For the remaining twenty miles to Roddens one of the farm floats from Orangefield was usually borrowed for the luggage, while a Public Long Car, drawn by two horses, was hired to covey the servants, Nanny and us children, accompanied by “Joker” the goat, and “Cooky” the rough-haired fox terrier.

Bradshaw's Brae was a severe tax on the horses and most of the party were expected to dismount to lighten the load.

From Roddens my father used to drive up to play polo at Orangefield twice a week.

He usually went the whole twenty miles by road in a dog-cart and drove back at night.

The polo ponies were kept at Orangefield and the polo ground was on my grandfather’s property.

My father was very fond of driving and was a very good “whip” with a four-in-hand.

Two coaches were kept at Orangefield and nearly every spring a coaching tour was arranged.

The party consisted of the members of the family, my aunts, and uncles, and their friends.

One year they visited the Highlands of Scotland and another they toured County Kerry and County Limerick.
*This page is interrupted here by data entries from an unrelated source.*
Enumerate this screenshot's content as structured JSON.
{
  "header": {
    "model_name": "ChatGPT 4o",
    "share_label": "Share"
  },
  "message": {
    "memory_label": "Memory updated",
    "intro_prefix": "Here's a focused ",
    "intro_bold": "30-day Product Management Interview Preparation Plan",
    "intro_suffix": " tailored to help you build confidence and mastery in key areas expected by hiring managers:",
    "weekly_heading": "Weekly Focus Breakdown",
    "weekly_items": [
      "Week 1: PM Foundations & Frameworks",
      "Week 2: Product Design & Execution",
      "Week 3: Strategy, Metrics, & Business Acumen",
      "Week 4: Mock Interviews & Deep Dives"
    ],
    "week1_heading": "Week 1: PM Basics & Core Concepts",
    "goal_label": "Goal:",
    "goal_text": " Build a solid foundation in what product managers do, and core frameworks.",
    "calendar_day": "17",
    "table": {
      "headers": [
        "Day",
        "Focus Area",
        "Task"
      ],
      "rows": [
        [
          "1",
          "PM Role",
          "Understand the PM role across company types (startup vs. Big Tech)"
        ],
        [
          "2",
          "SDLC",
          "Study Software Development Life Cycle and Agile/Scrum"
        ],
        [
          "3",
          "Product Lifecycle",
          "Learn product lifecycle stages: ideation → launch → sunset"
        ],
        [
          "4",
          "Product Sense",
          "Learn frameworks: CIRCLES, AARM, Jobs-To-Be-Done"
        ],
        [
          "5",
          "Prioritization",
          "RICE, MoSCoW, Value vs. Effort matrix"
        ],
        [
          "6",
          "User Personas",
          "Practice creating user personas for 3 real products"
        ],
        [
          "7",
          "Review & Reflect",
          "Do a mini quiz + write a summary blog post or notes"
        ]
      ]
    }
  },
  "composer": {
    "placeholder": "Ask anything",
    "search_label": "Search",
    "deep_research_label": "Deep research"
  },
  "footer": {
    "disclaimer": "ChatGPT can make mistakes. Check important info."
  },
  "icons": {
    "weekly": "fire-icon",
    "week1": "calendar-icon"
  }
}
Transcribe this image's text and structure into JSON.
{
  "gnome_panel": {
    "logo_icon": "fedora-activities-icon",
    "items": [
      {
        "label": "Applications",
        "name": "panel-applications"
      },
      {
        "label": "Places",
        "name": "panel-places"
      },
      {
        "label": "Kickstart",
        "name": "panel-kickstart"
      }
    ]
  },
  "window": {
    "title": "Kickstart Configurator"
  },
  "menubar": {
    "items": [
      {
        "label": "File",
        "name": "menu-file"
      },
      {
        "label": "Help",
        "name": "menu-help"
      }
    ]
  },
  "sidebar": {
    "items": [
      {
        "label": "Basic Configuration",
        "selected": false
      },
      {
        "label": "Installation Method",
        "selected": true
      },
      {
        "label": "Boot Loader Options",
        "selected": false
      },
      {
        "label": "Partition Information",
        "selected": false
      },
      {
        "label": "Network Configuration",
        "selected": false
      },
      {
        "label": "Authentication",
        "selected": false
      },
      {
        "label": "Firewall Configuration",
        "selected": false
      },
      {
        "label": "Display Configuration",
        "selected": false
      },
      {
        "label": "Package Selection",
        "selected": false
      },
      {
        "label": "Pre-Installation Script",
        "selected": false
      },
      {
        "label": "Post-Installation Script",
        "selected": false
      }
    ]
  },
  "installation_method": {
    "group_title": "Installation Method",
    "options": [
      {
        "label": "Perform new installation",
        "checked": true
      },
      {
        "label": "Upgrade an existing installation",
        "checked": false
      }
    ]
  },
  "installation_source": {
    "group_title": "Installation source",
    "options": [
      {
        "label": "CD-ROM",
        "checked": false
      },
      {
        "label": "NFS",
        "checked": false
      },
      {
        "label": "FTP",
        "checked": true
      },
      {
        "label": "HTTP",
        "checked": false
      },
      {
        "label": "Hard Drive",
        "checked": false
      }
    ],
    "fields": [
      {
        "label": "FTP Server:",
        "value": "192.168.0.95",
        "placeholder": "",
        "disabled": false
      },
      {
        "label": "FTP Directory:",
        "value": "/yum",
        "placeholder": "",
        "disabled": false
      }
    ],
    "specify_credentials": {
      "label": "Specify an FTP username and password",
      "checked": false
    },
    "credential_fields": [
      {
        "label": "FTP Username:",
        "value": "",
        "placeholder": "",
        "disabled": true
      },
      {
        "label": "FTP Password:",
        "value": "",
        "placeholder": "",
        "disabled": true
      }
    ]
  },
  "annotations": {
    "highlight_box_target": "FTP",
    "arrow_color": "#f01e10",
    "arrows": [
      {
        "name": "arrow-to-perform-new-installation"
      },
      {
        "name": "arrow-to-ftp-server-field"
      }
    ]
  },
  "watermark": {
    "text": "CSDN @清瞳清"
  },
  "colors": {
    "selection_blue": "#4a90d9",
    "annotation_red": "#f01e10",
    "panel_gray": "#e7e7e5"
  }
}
Between times the coach was only taken out to go to point-to-point races and I remember how proud I was once, when I was older, being allowed to “handle the ribbons” on the way to Comber Races.

At Roddens, we children used to play on the farm and on the shore, and occasionally go fishing on the sea or on the Strangford Lough.

We also spent a good deal of time riding with my father.

Extracts by kind permission of RP Blakiston-Houston OBE JP DL

Friday, 13 January 2017

The Firewood Poem

Clandeboye estate, County Down, operates a thriving sawmill which sells logs for firewood.

Their firewood is harvested from the estate’s 600 acres of woodlands.

It is the largest area of broadleaved woodlands in Northern Ireland, thereby ensuring an excellent source of ready-split logs for sale.

The sawmill operates a ‘pick your own’ system, whereby you can fill recycled bags with logs to suit your requirements.

You can also bring a trailer to fill from one of their builders’ bags if you need to stock up at home.

The estate sawmill  is open on Fridays between 9am and 4pm (closed 12-1pm for lunch).

They have published a charming piece of poetry entitled The Firewood Poem, by Lady Congreve.

It is believed to have been published in The Times newspaper on the 2nd March, 1930:

Beechwood fires are bright and clear
If the logs are kept a year,
Chestnut's only good they say,
If for logs 'tis laid away.
Make a fire of Elder tree,
Death within your house will be;
But ash new or ash old,
Is fit for a queen with crown of gold

Birch and fir logs burn too fast
Blaze up bright and do not last,
it is by the Irish said
Hawthorn bakes the sweetest bread.
Elm wood burns like churchyard mould,
E'en the very flames are cold
But ash green or ash brown
Is fit for a queen with golden crown

Poplar gives a bitter smoke,
Fills your eyes and makes you choke,
Apple wood will scent your room
Pear wood smells like flowers in bloom
Oaken logs, if dry and old
keep away the winter's cold
But ash wet or ash dry
a king shall warm his slippers by.